→ **Source information**
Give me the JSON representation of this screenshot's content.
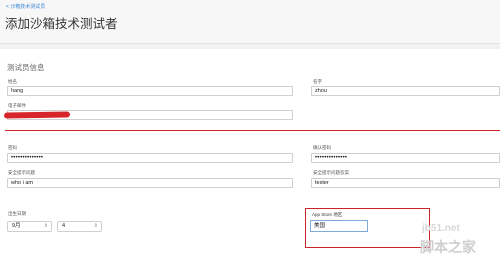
{
  "header": {
    "back_label": "< 沙箱技术测试员",
    "title": "添加沙箱技术测试者"
  },
  "section_title": "测试员信息",
  "form": {
    "last_name": {
      "label": "姓名",
      "value": "hang"
    },
    "first_name": {
      "label": "名字",
      "value": "zhou"
    },
    "email": {
      "label": "电子邮件",
      "value": ""
    },
    "password": {
      "label": "密码",
      "value": "••••••••••••••"
    },
    "confirm_password": {
      "label": "确认密码",
      "value": "••••••••••••••"
    },
    "security_question": {
      "label": "安全提示问题",
      "value": "who i am"
    },
    "security_answer": {
      "label": "安全提示问题答案",
      "value": "tester"
    },
    "birth_date": {
      "label": "出生日期",
      "month": "9月",
      "day": "4"
    },
    "app_store_region": {
      "label": "App Store 地区",
      "value": "美国"
    }
  },
  "watermark": {
    "site": "jb51.net",
    "name": "脚本之家"
  },
  "colors": {
    "accent": "#3b86d6",
    "highlight_red": "#c9252b"
  },
  "icons": {
    "back": "chevron-left-icon",
    "select": "chevron-updown-icon"
  }
}
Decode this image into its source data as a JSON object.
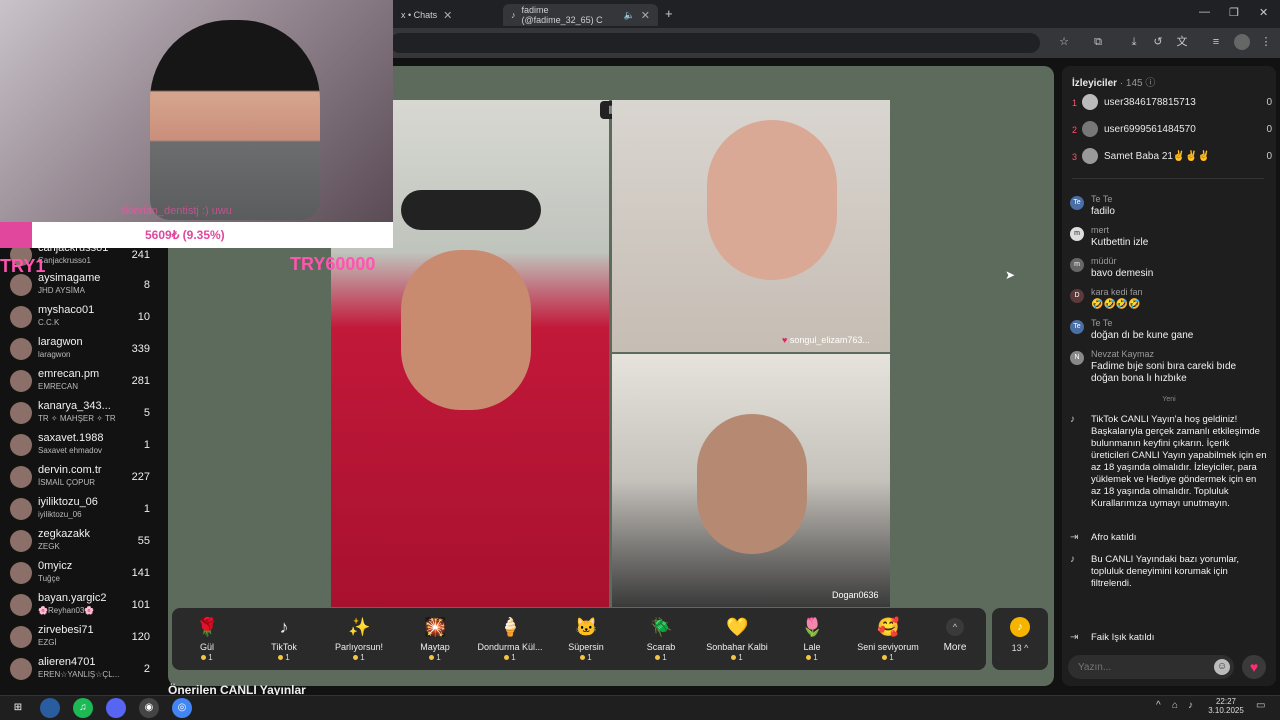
{
  "browser": {
    "tabs": [
      {
        "label": "x • Chats"
      },
      {
        "label": "fadime (@fadime_32_65) C"
      }
    ],
    "new_tab": "+"
  },
  "webcam": {
    "caption": "skierian_dentistj :) uwu",
    "progress_text": "5609₺ (9.35%)",
    "progress_fraction": 0.0935,
    "overlay_left": "TRY1",
    "overlay_right": "TRY60000"
  },
  "leaderboard": [
    {
      "name": "canjackrusso1",
      "sub": "Canjackrusso1",
      "count": "241"
    },
    {
      "name": "aysimagame",
      "sub": "JHD AYSİMA",
      "count": "8"
    },
    {
      "name": "myshaco01",
      "sub": "C.C.K",
      "count": "10"
    },
    {
      "name": "laragwon",
      "sub": "laragwon",
      "count": "339"
    },
    {
      "name": "emrecan.pm",
      "sub": "EMRECAN",
      "count": "281"
    },
    {
      "name": "kanarya_343...",
      "sub": "TR ✧ MAHŞER ✧ TR",
      "count": "5"
    },
    {
      "name": "saxavet.1988",
      "sub": "Saxavet ehmadov",
      "count": "1"
    },
    {
      "name": "dervin.com.tr",
      "sub": "İSMAİL ÇOPUR",
      "count": "227"
    },
    {
      "name": "iyiliktozu_06",
      "sub": "iyiliktozu_06",
      "count": "1"
    },
    {
      "name": "zegkazakk",
      "sub": "ZEGK",
      "count": "55"
    },
    {
      "name": "0myicz",
      "sub": "Tuğçe",
      "count": "141"
    },
    {
      "name": "bayan.yargic2",
      "sub": "🌸Reyhan03🌸",
      "count": "101"
    },
    {
      "name": "zirvebesi71",
      "sub": "EZGİ",
      "count": "120"
    },
    {
      "name": "alieren4701",
      "sub": "EREN☆YANLIŞ☆ÇL...",
      "count": "2"
    }
  ],
  "stage": {
    "panel_user_top": "songul_elizam763...",
    "panel_user_bottom": "Dogan0636"
  },
  "gifts": [
    {
      "label": "Gül",
      "price": "1",
      "icon": "🌹"
    },
    {
      "label": "TikTok",
      "price": "1",
      "icon": "♪"
    },
    {
      "label": "Parlıyorsun!",
      "price": "1",
      "icon": "✨"
    },
    {
      "label": "Maytap",
      "price": "1",
      "icon": "🎇"
    },
    {
      "label": "Dondurma Kül...",
      "price": "1",
      "icon": "🍦"
    },
    {
      "label": "Süpersin",
      "price": "1",
      "icon": "🐱"
    },
    {
      "label": "Scarab",
      "price": "1",
      "icon": "🪲"
    },
    {
      "label": "Sonbahar Kalbi",
      "price": "1",
      "icon": "💛"
    },
    {
      "label": "Lale",
      "price": "1",
      "icon": "🌷"
    },
    {
      "label": "Seni seviyorum",
      "price": "1",
      "icon": "🥰"
    }
  ],
  "more_label": "More",
  "coin_count": "13",
  "suggested_title": "Önerilen CANLI Yayınlar",
  "viewers": {
    "title": "İzleyiciler",
    "count": "· 145",
    "list": [
      {
        "rank": "1",
        "name": "user3846178815713",
        "score": "0"
      },
      {
        "rank": "2",
        "name": "user6999561484570",
        "score": "0"
      },
      {
        "rank": "3",
        "name": "Samet Baba 21✌️✌️✌️",
        "score": "0"
      }
    ]
  },
  "comments": [
    {
      "avatar": "Te",
      "name": "Te Te",
      "text": "fadilo"
    },
    {
      "avatar": "m",
      "name": "mert",
      "text": "Kutbettin izle"
    },
    {
      "avatar": "m",
      "name": "müdür",
      "text": "bavo demesin"
    },
    {
      "avatar": "D",
      "name": "kara kedi fan",
      "text": "🤣🤣🤣🤣"
    },
    {
      "avatar": "Te",
      "name": "Te Te",
      "text": "doğan dı be kune gane"
    },
    {
      "avatar": "N",
      "name": "Nevzat Kaymaz",
      "text": "Fadime bıje soni bıra careki bıde doğan bona lı hızbıke"
    }
  ],
  "new_divider": "Yeni",
  "system": [
    {
      "text": "TikTok CANLI Yayın'a hoş geldiniz! Başkalarıyla gerçek zamanlı etkileşimde bulunmanın keyfini çıkarın. İçerik üreticileri CANLI Yayın yapabilmek için en az 18 yaşında olmalıdır. İzleyiciler, para yüklemek ve Hediye göndermek için en az 18 yaşında olmalıdır. Topluluk Kurallarımıza uymayı unutmayın."
    },
    {
      "text": "Afro  katıldı"
    },
    {
      "text": "Bu CANLI Yayındaki bazı yorumlar, topluluk deneyimini korumak için filtrelendi."
    },
    {
      "text": "Faik Işık  katıldı"
    }
  ],
  "chat_placeholder": "Yazın...",
  "clock": {
    "time": "22:27",
    "date": "3.10.2025"
  }
}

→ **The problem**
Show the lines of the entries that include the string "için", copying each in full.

→ **Task response**
      "text": "TikTok CANLI Yayın'a hoş geldiniz! Başkalarıyla gerçek zamanlı etkileşimde bulunmanın keyfini çıkarın. İçerik üreticileri CANLI Yayın yapabilmek için en az 18 yaşında olmalıdır. İzleyiciler, para yüklemek ve Hediye göndermek için en az 18 yaşında olmalıdır. Topluluk Kurallarımıza uymayı unutmayın."
      "text": "Bu CANLI Yayındaki bazı yorumlar, topluluk deneyimini korumak için filtrelendi."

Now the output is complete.